In the same order as the saints in the altarpiece, St. Peter on the left, St. Martin in the center, and St. James on the right, the kneeler features three shields, one for each saint, in the same order.
Because pilgrims traveled first to Rome to venerate St. Peter, then to Tours for St. Martin, and finally to Santiago de Compostela for St. James, the theme of pilgrimage is strong, hence the shells in the four corners. (The medieval pilgrims would often take a shell home as a remembrance of their pilgrimage, and is also a metaphor—the grooves in the shell lead to a single point – the tomb of St. James in Santiago de Compostela).
The shape of the shields was inspired by the quatrefoil shape visible in the wood carvings of the church. Each shield contain many symbols for each saint. The palette will match the altarpiece — predominantly golds, blues, charcoal gray, and touches of pomegranate red.
Because the kneeler is being created especially for St. Martin’s Church, and he is the patron saint of France, more fleur-de-lys are placed between and outside the shields.
The kneeler will rarely be knelt on, giving the opportunity to use silk fiber.
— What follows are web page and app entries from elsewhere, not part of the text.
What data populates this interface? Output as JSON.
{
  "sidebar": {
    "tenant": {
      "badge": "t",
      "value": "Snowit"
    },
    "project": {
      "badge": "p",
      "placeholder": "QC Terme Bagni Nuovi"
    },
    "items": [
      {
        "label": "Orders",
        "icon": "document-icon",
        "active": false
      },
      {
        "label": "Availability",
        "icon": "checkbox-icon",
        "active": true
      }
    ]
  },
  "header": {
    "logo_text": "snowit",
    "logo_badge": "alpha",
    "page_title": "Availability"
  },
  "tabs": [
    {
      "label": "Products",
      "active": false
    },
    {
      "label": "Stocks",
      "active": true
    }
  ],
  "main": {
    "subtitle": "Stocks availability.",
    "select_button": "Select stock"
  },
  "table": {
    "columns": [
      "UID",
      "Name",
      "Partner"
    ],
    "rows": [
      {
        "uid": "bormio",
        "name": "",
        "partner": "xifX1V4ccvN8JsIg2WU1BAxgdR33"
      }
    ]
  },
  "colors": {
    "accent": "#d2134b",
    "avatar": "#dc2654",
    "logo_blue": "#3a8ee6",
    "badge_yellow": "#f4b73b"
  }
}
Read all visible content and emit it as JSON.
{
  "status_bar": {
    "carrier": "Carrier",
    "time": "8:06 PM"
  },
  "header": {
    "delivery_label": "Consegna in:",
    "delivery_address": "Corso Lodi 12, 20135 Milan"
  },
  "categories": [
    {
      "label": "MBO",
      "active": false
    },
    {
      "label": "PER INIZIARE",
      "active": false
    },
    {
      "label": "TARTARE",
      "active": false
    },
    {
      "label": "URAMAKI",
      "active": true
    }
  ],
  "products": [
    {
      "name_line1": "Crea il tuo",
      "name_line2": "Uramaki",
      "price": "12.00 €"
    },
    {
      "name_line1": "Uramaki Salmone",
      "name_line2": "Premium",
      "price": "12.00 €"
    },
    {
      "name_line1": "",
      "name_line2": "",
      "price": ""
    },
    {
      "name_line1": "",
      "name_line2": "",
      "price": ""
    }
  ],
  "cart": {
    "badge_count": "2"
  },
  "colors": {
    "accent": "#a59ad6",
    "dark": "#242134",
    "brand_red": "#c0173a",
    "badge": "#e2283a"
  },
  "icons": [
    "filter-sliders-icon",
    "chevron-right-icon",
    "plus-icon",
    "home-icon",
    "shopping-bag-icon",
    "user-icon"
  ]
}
It was my intention that the kneeler look as though it has been a faithful companion to the altarpiece for the last five hundred years.